Women's Political Activism and Post-Soviet Gender Culture in Russia
Popkova opened her presentation by examining political participation and representation among Russian women. In discussions with female political leaders in Samara, Popkova found that today's gender identities continue to be influenced by Soviet-established values. Popkova stated that under Soviet rule, gender order was institutionalized, impacting the perception that women were secondary to men. The Soviet image of working mothers reinforced the established gender order and furthered the needs of the state. Popkova noted that this perception continues among the younger generation, and that recent studies show that Russian women are less sensitive than western women to male domination in the workplace or in their personal relationships.
According to Popkova's research, women's political activism in Russia has separated into two approaches. The first perspective is based primarily on a gender neutral or professional position. Similar to western women's movements, activist leaders do not use gender or gender-related issues to establish women's rights in the political process. The second and more popular approach among Russian women is more gender sensitive. Activists use biological and gender related differences to prove that women belong in the political process. Popkova noted that the popularity of this view is evidenced by the fact that nearly all female candidates in the latest election used this approach in their political campaigns.
Nechemias began her discussion by noting that there has been a decline in the proportion of women in the State Duma during Russia's democratic transition and that women hold less than 4 percent of high-level government positions. Nechemias stated that this discrepancy illustrates how communism discredited the idea of women in Russian politics. Under communist rule, women (especially working mothers) were used as symbolic figures in communist propaganda, but were absent from key decision-making bodies like the Politburo and Central Committee of the Communist Party. Russians remain skeptical about women as serious political figures, viewing them instead as decorative elements of Russian political society.
According to Nechemias, women political leaders have not had much success in Russian politics. Nechemias noted that women's political influence has suffered since the defeat of the Women of Russia movement in 1995, its split in 1996, and the failure to develop a unified, effective strategy for contesting the 1999 election. Nechemias also stated that although many Russians believe in equality, many feel that no "real" woman would pursue a high powered political career. Nechemias contended that members of the Russian political elite do not fear a distinct women's vote, and therefore do not address women's issues or promote women's candidacies.

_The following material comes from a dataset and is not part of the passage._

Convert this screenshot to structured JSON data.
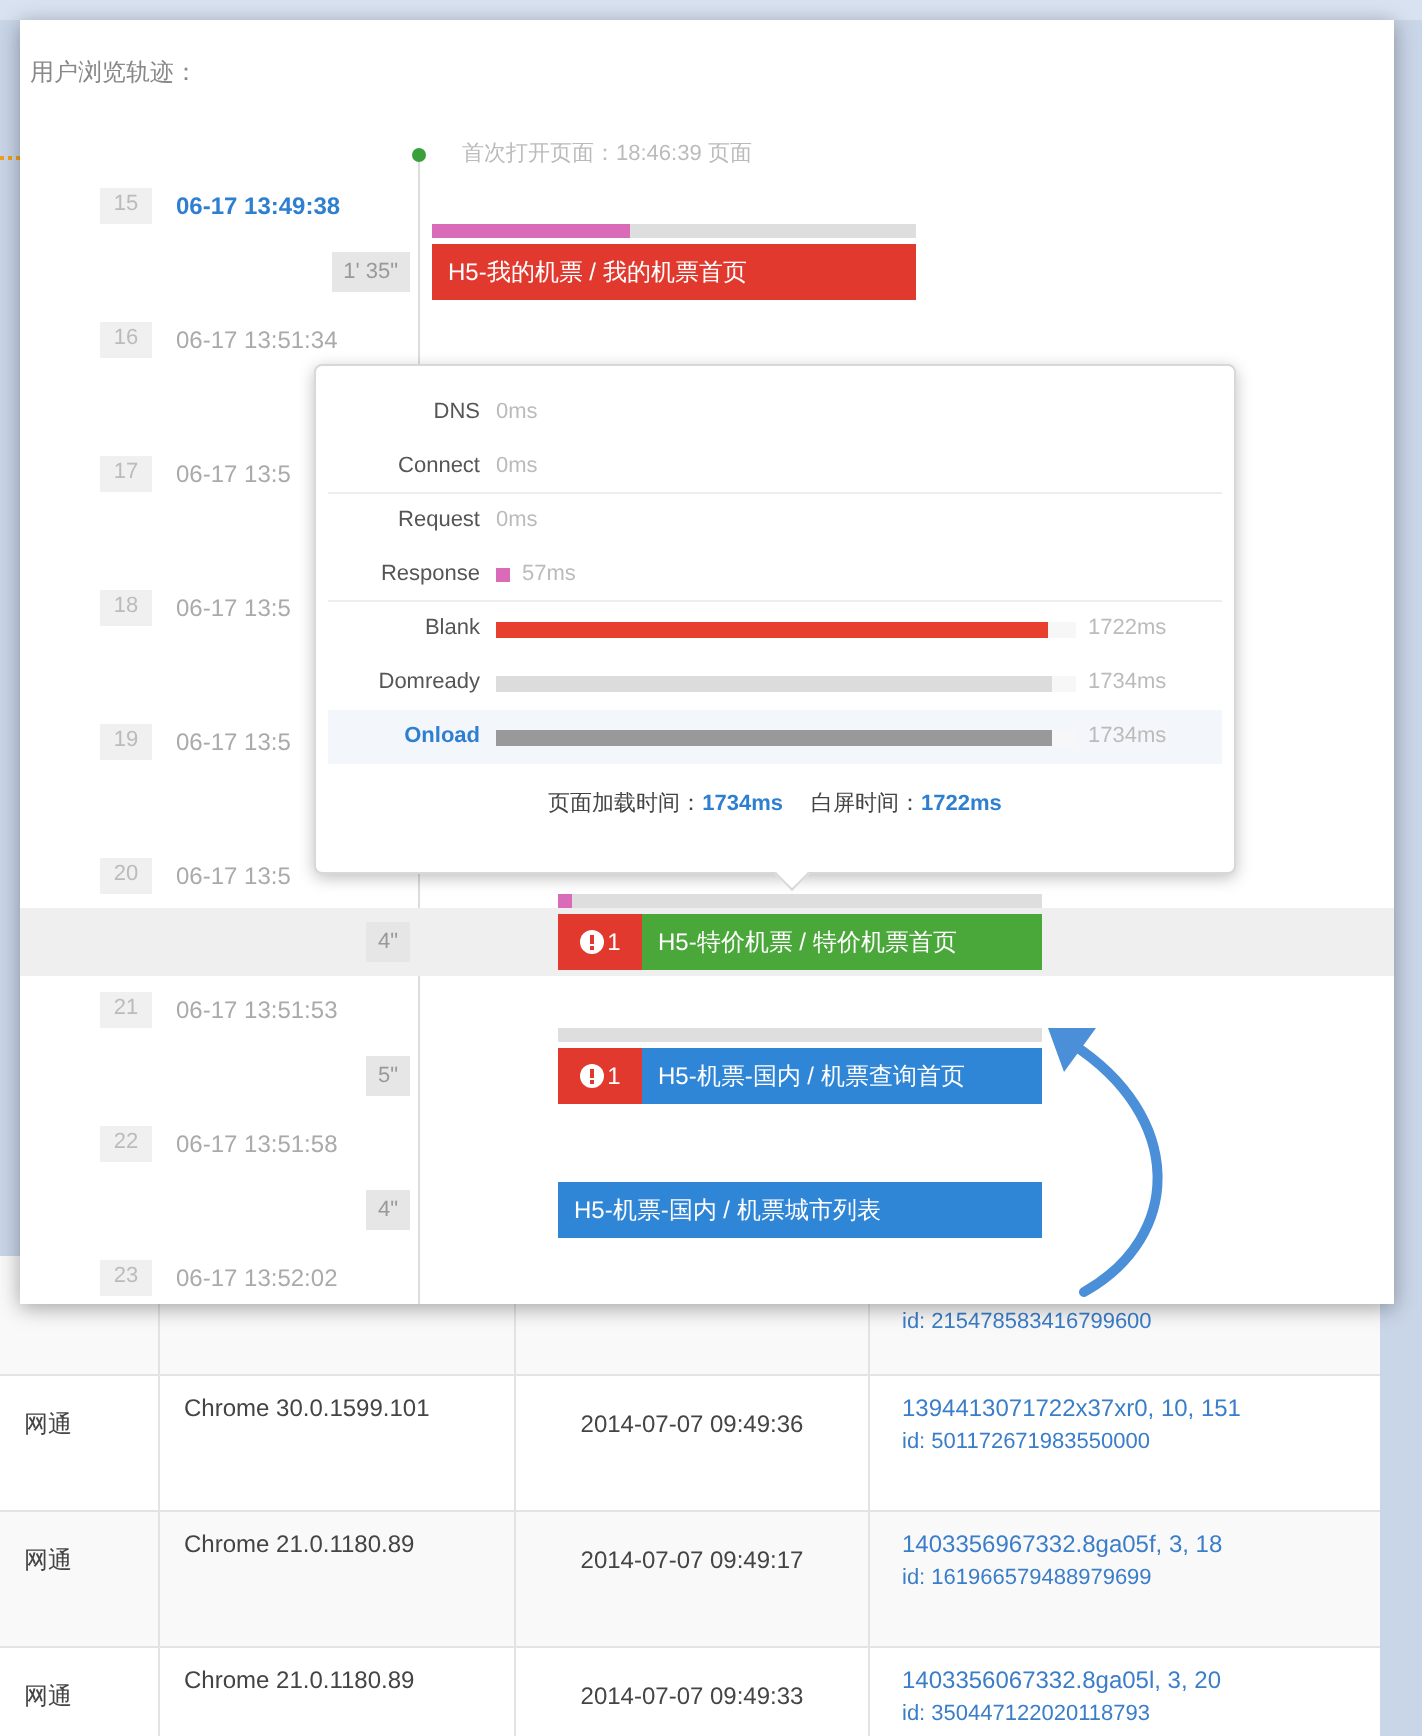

Both speakers concluded by saying that in contemporary Russia, the identity or categorization of women's rights is currently failing. According to Popkova, women must establish their rights as individuals first, and then work collectively to achieve women's rights as a whole. Nechemias finished by saying that activist leaders must work from the grassroots level up to establish political viability with Russian politicians.